American high-speed rail boosters often yearn that the rail networks of Europe and China could be brought to our shores. A look across the pond suggests that some of these “model” high-speed rail systems aren’t doing so hot. Consider the Netherlands, which is now dealing with the fallout of its own botched high-speed rail project.Oh, about those numbers:
The Dutch plan began modestly, as an attempt to increase travel speeds between Amsterdam and Brussels, two important cities that are only 127 miles apart. When the system was unveiled in late 2012, however, it immediately became an “utter debacle,” in the words of one labor leader. After less than a month of operation, the service was shut down due to repeated mechanical failures, software malfunctions, and poor maintenance which frequently left passengers stranded in the middle of the route.
The Dutch state pays ProRail and Infraspeed about €10m per month to operate the line, which it expects to regain through payments from train companies that use the line, said Rob Goverde, a railway expert at Delft Technical University. The NS won the contract to operate Fyra in 2001 by offering to pay the state €167m per year, a bid considered far too high by independent experts, and which was sharply reduced last year when the Fyra appeared at risk of bankruptcy.As usual, Walter Russell Mead asks the proper question:

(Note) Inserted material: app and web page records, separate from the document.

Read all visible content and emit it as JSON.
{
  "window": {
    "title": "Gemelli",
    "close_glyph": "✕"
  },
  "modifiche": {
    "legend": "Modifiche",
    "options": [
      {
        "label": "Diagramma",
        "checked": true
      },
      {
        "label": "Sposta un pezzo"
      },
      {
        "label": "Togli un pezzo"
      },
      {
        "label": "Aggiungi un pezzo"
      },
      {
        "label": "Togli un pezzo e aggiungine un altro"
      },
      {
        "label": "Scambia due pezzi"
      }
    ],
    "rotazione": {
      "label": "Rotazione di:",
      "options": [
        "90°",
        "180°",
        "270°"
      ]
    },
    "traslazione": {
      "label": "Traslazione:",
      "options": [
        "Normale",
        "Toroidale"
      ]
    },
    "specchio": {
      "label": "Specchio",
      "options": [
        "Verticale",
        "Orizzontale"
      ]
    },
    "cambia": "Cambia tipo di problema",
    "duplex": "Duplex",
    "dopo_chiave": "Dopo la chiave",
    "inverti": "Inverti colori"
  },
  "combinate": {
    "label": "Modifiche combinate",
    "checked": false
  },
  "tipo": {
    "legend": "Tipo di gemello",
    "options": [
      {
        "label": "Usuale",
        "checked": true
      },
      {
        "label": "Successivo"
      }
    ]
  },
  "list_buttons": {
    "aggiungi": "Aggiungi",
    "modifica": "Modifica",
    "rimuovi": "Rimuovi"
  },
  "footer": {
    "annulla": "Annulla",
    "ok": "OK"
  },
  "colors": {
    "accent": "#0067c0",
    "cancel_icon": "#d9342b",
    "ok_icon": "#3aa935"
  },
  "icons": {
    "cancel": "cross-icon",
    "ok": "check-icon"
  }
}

This is an embarrassment for the countries involved, but it is also a bad sign for similar projects in the US. If high speed rail isn’t working in one of the most densely populated and affluent corridors on Earth, and if Europeans with decades of experience can’t keep the service running, what does this tell us about California’s chances?Nothing good. On the bright side, the current projected cost of the line in California is only $78 billion.